● **PROVIDED ENTRIES**:
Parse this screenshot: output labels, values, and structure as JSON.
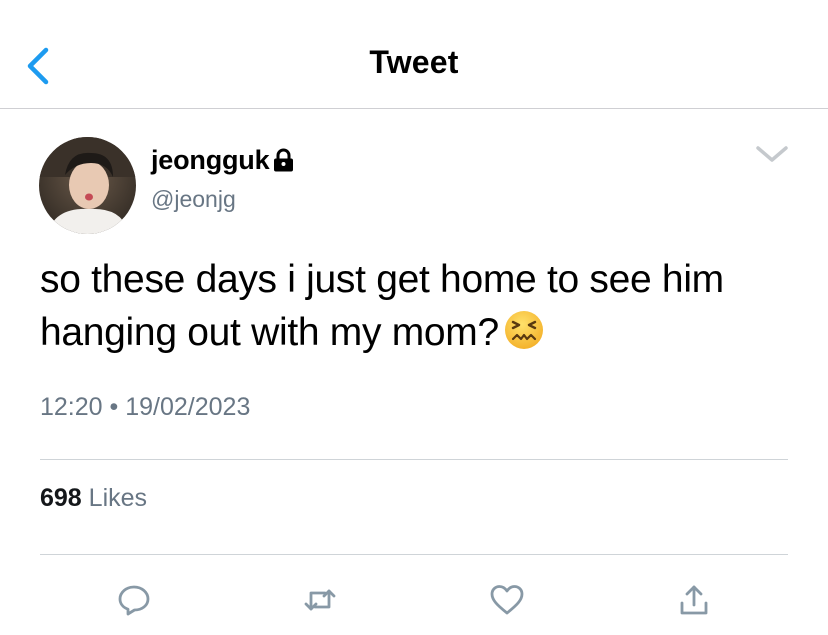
{
  "header": {
    "title": "Tweet",
    "back_icon": "chevron-left-icon",
    "accent_color": "#1d9bf0"
  },
  "tweet": {
    "display_name": "jeongguk",
    "handle": "@jeonjg",
    "protected_icon": "lock-icon",
    "text_line1": "so these days i just get home to see him",
    "text_line2": "hanging out with my mom?",
    "emoji": "confounded-face-emoji",
    "time": "12:20",
    "separator": "•",
    "date": "19/02/2023",
    "like_count": "698",
    "likes_label": "Likes"
  },
  "actions": {
    "icons": [
      "reply-icon",
      "retweet-icon",
      "like-icon",
      "share-icon"
    ]
  },
  "colors": {
    "text_primary": "#000000",
    "text_secondary": "#687684",
    "icon": "#8899a6",
    "divider": "#cfd4d8"
  }
}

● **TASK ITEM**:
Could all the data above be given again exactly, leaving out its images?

● **REPLY**:
Parse this screenshot: output labels, values, and structure as JSON.
{
  "header": {
    "title": "Tweet",
    "back_icon": "chevron-left-icon",
    "accent_color": "#1d9bf0"
  },
  "tweet": {
    "display_name": "jeongguk",
    "handle": "@jeonjg",
    "protected_icon": "lock-icon",
    "text_line1": "so these days i just get home to see him",
    "text_line2": "hanging out with my mom?",
    "emoji": "confounded-face-emoji",
    "time": "12:20",
    "separator": "•",
    "date": "19/02/2023",
    "like_count": "698",
    "likes_label": "Likes"
  },
  "actions": {
    "icons": [
      "reply-icon",
      "retweet-icon",
      "like-icon",
      "share-icon"
    ]
  },
  "colors": {
    "text_primary": "#000000",
    "text_secondary": "#687684",
    "icon": "#8899a6",
    "divider": "#cfd4d8"
  }
}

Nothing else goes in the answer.